-- SUPPLIED RECORDS follows --

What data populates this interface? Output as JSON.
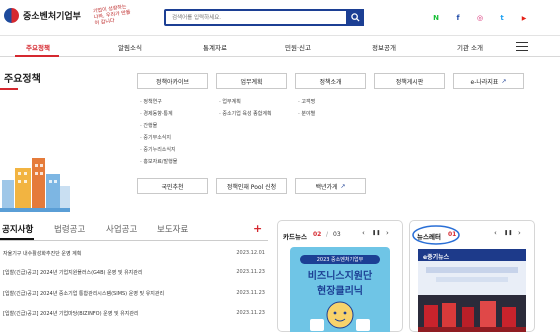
{
  "header": {
    "org_name": "중소벤처기업부",
    "slogan": "기업이 성장하는 나라, 우리가 만들어 갑니다",
    "search_placeholder": "검색어를 입력하세요.",
    "social": [
      {
        "icon": "naver-icon",
        "glyph": "N",
        "color": "#19c037"
      },
      {
        "icon": "facebook-icon",
        "glyph": "f",
        "color": "#1f4aa8"
      },
      {
        "icon": "instagram-icon",
        "glyph": "◎",
        "color": "#d6246e"
      },
      {
        "icon": "twitter-icon",
        "glyph": "t",
        "color": "#1da1f2"
      },
      {
        "icon": "youtube-icon",
        "glyph": "▶",
        "color": "#e62117"
      }
    ]
  },
  "nav": {
    "items": [
      "주요정책",
      "알림소식",
      "통계자료",
      "민원·신고",
      "정보공개",
      "기관 소개"
    ]
  },
  "policy": {
    "title": "주요정책",
    "buttons_row1": [
      "정책아카이브",
      "업무계획",
      "정책소개",
      "정책게시판",
      "e-나라지표"
    ],
    "buttons_row2": [
      "국민추천",
      "정책인재 Pool 신청",
      "백년가게"
    ],
    "links_col1": [
      "정책연구",
      "경제동향·통계",
      "간행물",
      "중기부소식지",
      "중기누리소식지",
      "홍보자료/발행물"
    ],
    "links_col2": [
      "업무계획",
      "중소기업 육성 종합계획"
    ],
    "links_col3": [
      "고객명",
      "분야별"
    ]
  },
  "notice": {
    "tabs": [
      "공지사항",
      "법령공고",
      "사업공고",
      "보도자료"
    ],
    "rows": [
      {
        "title": "자율기구 내수활성화추진단 운영 계획",
        "date": "2023.12.01"
      },
      {
        "title": "[입찰(긴급)공고] 2024년 기업지원플러스(G4B) 운영 및 유지관리",
        "date": "2023.11.23"
      },
      {
        "title": "[입찰(긴급)공고] 2024년 중소기업 통합관리시스템(SIMS) 운영 및 유지관리",
        "date": "2023.11.23"
      },
      {
        "title": "[입찰(긴급)공고] 2024년 기업마당(BIZINFO) 운영 및 유지관리",
        "date": "2023.11.23"
      }
    ]
  },
  "cardnews": {
    "title": "카드뉴스",
    "current": "02",
    "total": "03",
    "image_line1": "2023 중소벤처기업부",
    "image_line2": "비즈니스지원단",
    "image_line3": "현장클리닉"
  },
  "newsletter": {
    "title": "뉴스레터",
    "current": "01",
    "image_header": "e중기뉴스"
  },
  "controls": {
    "prev": "‹",
    "pause": "❚❚",
    "next": "›",
    "plus": "+"
  },
  "colors": {
    "brand_blue": "#1c3f94",
    "accent_red": "#d5282f",
    "annotation_blue": "#2a6fd6"
  }
}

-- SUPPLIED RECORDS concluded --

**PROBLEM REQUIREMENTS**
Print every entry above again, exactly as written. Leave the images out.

**EXERCISE RESULT**
What data populates this interface? Output as JSON.
{
  "header": {
    "org_name": "중소벤처기업부",
    "slogan": "기업이 성장하는 나라, 우리가 만들어 갑니다",
    "search_placeholder": "검색어를 입력하세요.",
    "social": [
      {
        "icon": "naver-icon",
        "glyph": "N",
        "color": "#19c037"
      },
      {
        "icon": "facebook-icon",
        "glyph": "f",
        "color": "#1f4aa8"
      },
      {
        "icon": "instagram-icon",
        "glyph": "◎",
        "color": "#d6246e"
      },
      {
        "icon": "twitter-icon",
        "glyph": "t",
        "color": "#1da1f2"
      },
      {
        "icon": "youtube-icon",
        "glyph": "▶",
        "color": "#e62117"
      }
    ]
  },
  "nav": {
    "items": [
      "주요정책",
      "알림소식",
      "통계자료",
      "민원·신고",
      "정보공개",
      "기관 소개"
    ]
  },
  "policy": {
    "title": "주요정책",
    "buttons_row1": [
      "정책아카이브",
      "업무계획",
      "정책소개",
      "정책게시판",
      "e-나라지표"
    ],
    "buttons_row2": [
      "국민추천",
      "정책인재 Pool 신청",
      "백년가게"
    ],
    "links_col1": [
      "정책연구",
      "경제동향·통계",
      "간행물",
      "중기부소식지",
      "중기누리소식지",
      "홍보자료/발행물"
    ],
    "links_col2": [
      "업무계획",
      "중소기업 육성 종합계획"
    ],
    "links_col3": [
      "고객명",
      "분야별"
    ]
  },
  "notice": {
    "tabs": [
      "공지사항",
      "법령공고",
      "사업공고",
      "보도자료"
    ],
    "rows": [
      {
        "title": "자율기구 내수활성화추진단 운영 계획",
        "date": "2023.12.01"
      },
      {
        "title": "[입찰(긴급)공고] 2024년 기업지원플러스(G4B) 운영 및 유지관리",
        "date": "2023.11.23"
      },
      {
        "title": "[입찰(긴급)공고] 2024년 중소기업 통합관리시스템(SIMS) 운영 및 유지관리",
        "date": "2023.11.23"
      },
      {
        "title": "[입찰(긴급)공고] 2024년 기업마당(BIZINFO) 운영 및 유지관리",
        "date": "2023.11.23"
      }
    ]
  },
  "cardnews": {
    "title": "카드뉴스",
    "current": "02",
    "total": "03",
    "image_line1": "2023 중소벤처기업부",
    "image_line2": "비즈니스지원단",
    "image_line3": "현장클리닉"
  },
  "newsletter": {
    "title": "뉴스레터",
    "current": "01",
    "image_header": "e중기뉴스"
  },
  "controls": {
    "prev": "‹",
    "pause": "❚❚",
    "next": "›",
    "plus": "+"
  },
  "colors": {
    "brand_blue": "#1c3f94",
    "accent_red": "#d5282f",
    "annotation_blue": "#2a6fd6"
  }
}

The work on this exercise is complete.